#### The input
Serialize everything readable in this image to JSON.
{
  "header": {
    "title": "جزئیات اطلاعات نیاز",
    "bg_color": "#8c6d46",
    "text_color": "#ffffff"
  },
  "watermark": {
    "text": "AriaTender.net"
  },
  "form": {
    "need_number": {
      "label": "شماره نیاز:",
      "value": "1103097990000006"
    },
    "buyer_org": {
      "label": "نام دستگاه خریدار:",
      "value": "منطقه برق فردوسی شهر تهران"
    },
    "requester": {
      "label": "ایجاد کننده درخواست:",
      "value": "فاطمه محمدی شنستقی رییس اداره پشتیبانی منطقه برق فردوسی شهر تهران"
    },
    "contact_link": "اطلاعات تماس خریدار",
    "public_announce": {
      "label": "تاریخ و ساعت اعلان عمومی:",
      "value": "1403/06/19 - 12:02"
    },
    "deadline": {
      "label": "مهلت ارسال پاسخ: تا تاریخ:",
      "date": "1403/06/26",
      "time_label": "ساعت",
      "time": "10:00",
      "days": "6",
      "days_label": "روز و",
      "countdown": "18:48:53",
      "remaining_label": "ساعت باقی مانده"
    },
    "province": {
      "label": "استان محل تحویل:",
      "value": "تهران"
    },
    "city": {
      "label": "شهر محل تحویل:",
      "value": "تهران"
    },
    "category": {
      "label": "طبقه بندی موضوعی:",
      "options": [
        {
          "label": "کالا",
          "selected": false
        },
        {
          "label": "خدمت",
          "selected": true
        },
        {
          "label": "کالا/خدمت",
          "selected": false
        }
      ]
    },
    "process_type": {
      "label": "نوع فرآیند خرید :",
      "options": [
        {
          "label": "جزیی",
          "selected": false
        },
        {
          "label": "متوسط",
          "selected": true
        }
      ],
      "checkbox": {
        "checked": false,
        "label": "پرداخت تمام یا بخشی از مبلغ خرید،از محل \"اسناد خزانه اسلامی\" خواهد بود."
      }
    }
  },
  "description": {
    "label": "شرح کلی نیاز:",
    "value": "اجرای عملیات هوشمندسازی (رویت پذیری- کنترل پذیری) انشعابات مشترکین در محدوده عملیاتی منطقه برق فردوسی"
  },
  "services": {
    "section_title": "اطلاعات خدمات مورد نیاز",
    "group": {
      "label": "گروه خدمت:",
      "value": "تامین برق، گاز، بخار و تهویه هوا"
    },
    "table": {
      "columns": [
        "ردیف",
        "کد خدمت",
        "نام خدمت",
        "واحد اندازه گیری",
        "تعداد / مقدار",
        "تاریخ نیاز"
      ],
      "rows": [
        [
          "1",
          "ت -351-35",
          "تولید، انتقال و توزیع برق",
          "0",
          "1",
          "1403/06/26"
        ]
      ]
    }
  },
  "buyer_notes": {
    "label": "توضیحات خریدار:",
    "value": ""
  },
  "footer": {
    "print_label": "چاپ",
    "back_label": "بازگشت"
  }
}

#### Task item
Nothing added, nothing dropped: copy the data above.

#### Answer for this exercise
Serialize everything readable in this image to JSON.
{
  "header": {
    "title": "جزئیات اطلاعات نیاز",
    "bg_color": "#8c6d46",
    "text_color": "#ffffff"
  },
  "watermark": {
    "text": "AriaTender.net"
  },
  "form": {
    "need_number": {
      "label": "شماره نیاز:",
      "value": "1103097990000006"
    },
    "buyer_org": {
      "label": "نام دستگاه خریدار:",
      "value": "منطقه برق فردوسی شهر تهران"
    },
    "requester": {
      "label": "ایجاد کننده درخواست:",
      "value": "فاطمه محمدی شنستقی رییس اداره پشتیبانی منطقه برق فردوسی شهر تهران"
    },
    "contact_link": "اطلاعات تماس خریدار",
    "public_announce": {
      "label": "تاریخ و ساعت اعلان عمومی:",
      "value": "1403/06/19 - 12:02"
    },
    "deadline": {
      "label": "مهلت ارسال پاسخ: تا تاریخ:",
      "date": "1403/06/26",
      "time_label": "ساعت",
      "time": "10:00",
      "days": "6",
      "days_label": "روز و",
      "countdown": "18:48:53",
      "remaining_label": "ساعت باقی مانده"
    },
    "province": {
      "label": "استان محل تحویل:",
      "value": "تهران"
    },
    "city": {
      "label": "شهر محل تحویل:",
      "value": "تهران"
    },
    "category": {
      "label": "طبقه بندی موضوعی:",
      "options": [
        {
          "label": "کالا",
          "selected": false
        },
        {
          "label": "خدمت",
          "selected": true
        },
        {
          "label": "کالا/خدمت",
          "selected": false
        }
      ]
    },
    "process_type": {
      "label": "نوع فرآیند خرید :",
      "options": [
        {
          "label": "جزیی",
          "selected": false
        },
        {
          "label": "متوسط",
          "selected": true
        }
      ],
      "checkbox": {
        "checked": false,
        "label": "پرداخت تمام یا بخشی از مبلغ خرید،از محل \"اسناد خزانه اسلامی\" خواهد بود."
      }
    }
  },
  "description": {
    "label": "شرح کلی نیاز:",
    "value": "اجرای عملیات هوشمندسازی (رویت پذیری- کنترل پذیری) انشعابات مشترکین در محدوده عملیاتی منطقه برق فردوسی"
  },
  "services": {
    "section_title": "اطلاعات خدمات مورد نیاز",
    "group": {
      "label": "گروه خدمت:",
      "value": "تامین برق، گاز، بخار و تهویه هوا"
    },
    "table": {
      "columns": [
        "ردیف",
        "کد خدمت",
        "نام خدمت",
        "واحد اندازه گیری",
        "تعداد / مقدار",
        "تاریخ نیاز"
      ],
      "rows": [
        [
          "1",
          "ت -351-35",
          "تولید، انتقال و توزیع برق",
          "0",
          "1",
          "1403/06/26"
        ]
      ]
    }
  },
  "buyer_notes": {
    "label": "توضیحات خریدار:",
    "value": ""
  },
  "footer": {
    "print_label": "چاپ",
    "back_label": "بازگشت"
  }
}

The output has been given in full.